What You Should Know And DO About Student loans And Your credit Score.
You should be aware that student loan guarantors have the right to garnish wages without informing the consumer. Incidentally, this is unlike regular collection agencies which are bound by the Fair Debt Collection Practices Act and cannot simply take whatever they feel is theirs. Even more disturbing, perhaps, is that student loan guarantors can add interest, collection fees, and late penalties once the loans have defaulted. For that reason, it will benefit you to take action sooner than later even if you and your wife change your mind about buying a house.

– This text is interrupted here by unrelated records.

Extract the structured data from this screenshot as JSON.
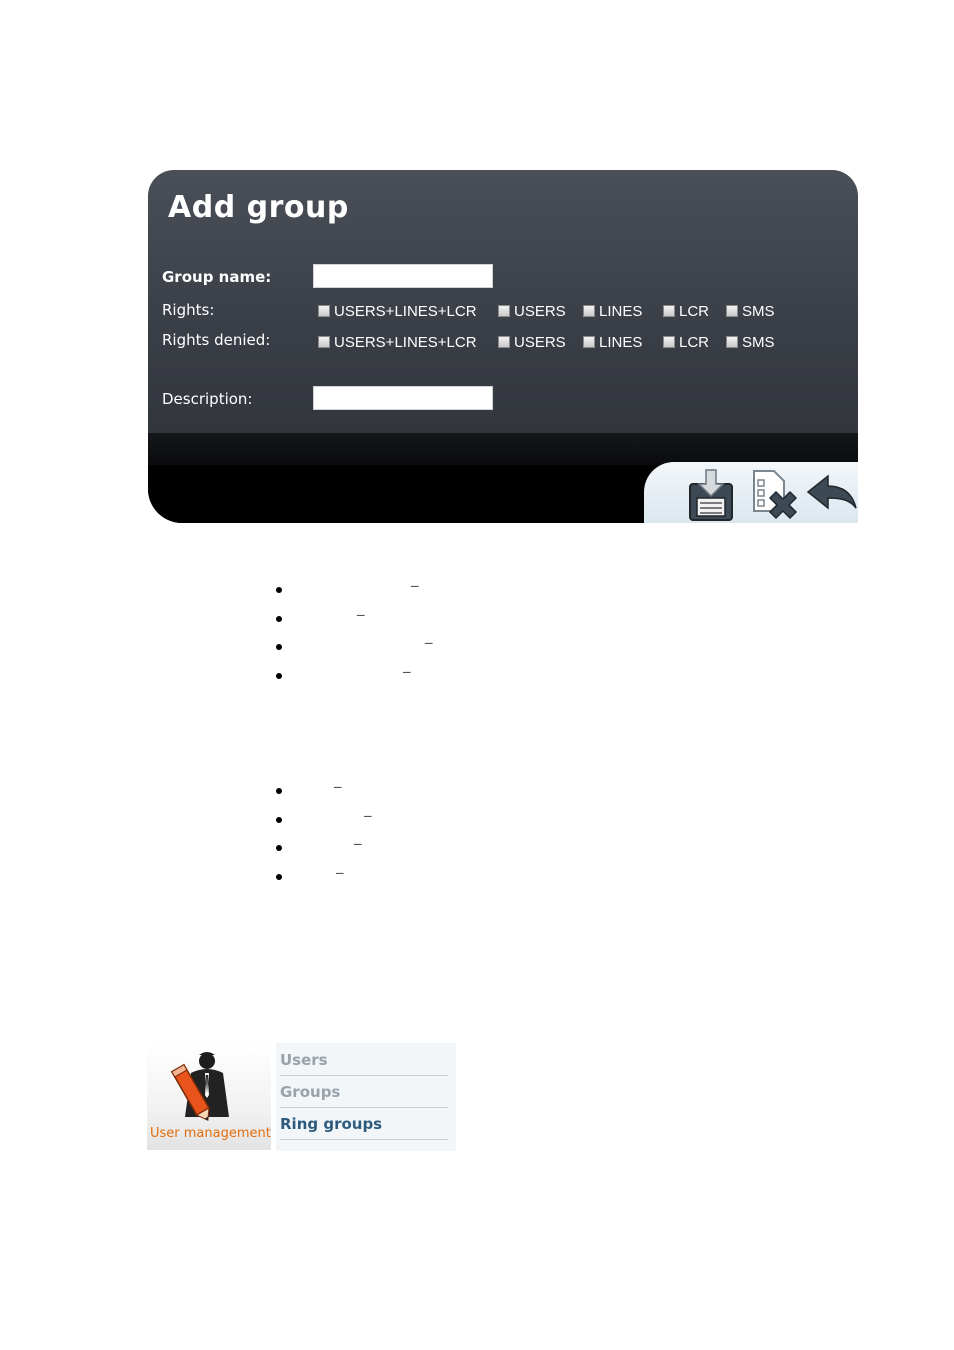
{
  "panel": {
    "title": "Add group",
    "fields": {
      "group_name_label": "Group name:",
      "group_name_value": "",
      "rights_label": "Rights:",
      "rights_denied_label": "Rights denied:",
      "description_label": "Description:",
      "description_value": ""
    },
    "rights_options": [
      "USERS+LINES+LCR",
      "USERS",
      "LINES",
      "LCR",
      "SMS"
    ],
    "rights_denied_options": [
      "USERS+LINES+LCR",
      "USERS",
      "LINES",
      "LCR",
      "SMS"
    ],
    "toolbar_icons": [
      "save-icon",
      "delete-icon",
      "back-icon"
    ]
  },
  "list_a": {
    "dash": "–",
    "count": 4
  },
  "list_b": {
    "dash": "–",
    "count": 4
  },
  "menu": {
    "caption": "User management",
    "items": [
      {
        "label": "Users",
        "color": "#9aa3ab"
      },
      {
        "label": "Groups",
        "color": "#9aa3ab"
      },
      {
        "label": "Ring groups",
        "color": "#2e5b7d"
      }
    ]
  }
}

Whatever you do, don't consolidate loans, which have defaulted. Although there are bankers who will indeed create a single loan to replace your separate loans, such consolidation loans can be problematic. First, you may find that you have replaced a previously low interest rate with one that is significantly higher, a probability that is much increased by the fact of your terrible credit rating. Second, when loans are consolidated, the new lender actually repays the previous loans, then folds those amounts as well as new costs into the new loan. For that reason, you will likely find that you owe even more now than you did before. Finally, when previously defaulted student loans are paid off, they are no longer eligible for what the Department of Education calls "rehabilitation," which is a program that can literally erase ALL student loan negatives on credit reports after just one year.
Whoa, you say! Why in the world would the Department of Education is motivated to remove all that derogatory information long before the seven year reporting period has expired? Simply put, it's because legislators who wrote the relevant laws understood that, unlike all other types of credit, student loans are "guaranteed" (i.e., awarded on the basis of need rather than creditworthiness) and that many students may acquire and subsequently begin repaying the loans before fully realizing that they could very well wreck their lives with them. In this regard, current and former college students with student loans in repayment get a bit of a break. That said, there is a particular path that must be followed in order to "rehab" previously defaulted student loans:
First, contact the Office of the Ombudsman at the Department of Education and let them know you are interested in rehabilitating your defaulted student loans. Use the word "rehabilitation" specifically because that refers to this specific program. You can call their toll-free number at 1-877-557-2575 or visit their website. This office will provide the necessary forms for beginning this process.
Second, send letters to current loan guarantors regarding your wish to begin rehabilitating the loans in accordance with federal law. Send such letters certified mail with return-receipt requested so that, if documentation is ever requested, you can prove that you did indeed register that request on a particular day.
In a nutshell, after you have officially entered the rehab process, you will be required to make 12 consecutive on-time monthly payments, after which the Department of Education will see to it that all financial penalties are reversed and that the affected loans are marked as "NEVER LATE" with the bureaus. After rehab completion, and assuming that your reports are clean otherwise, you may well see your credit scores soar by a couple of hundred points! Once the loans are rehabilitated, only then should consolidation be considered.
Finally, don't make the same mistakes twice because rehabilitation is only offered as a one-time dispensation. Good luck with the new home.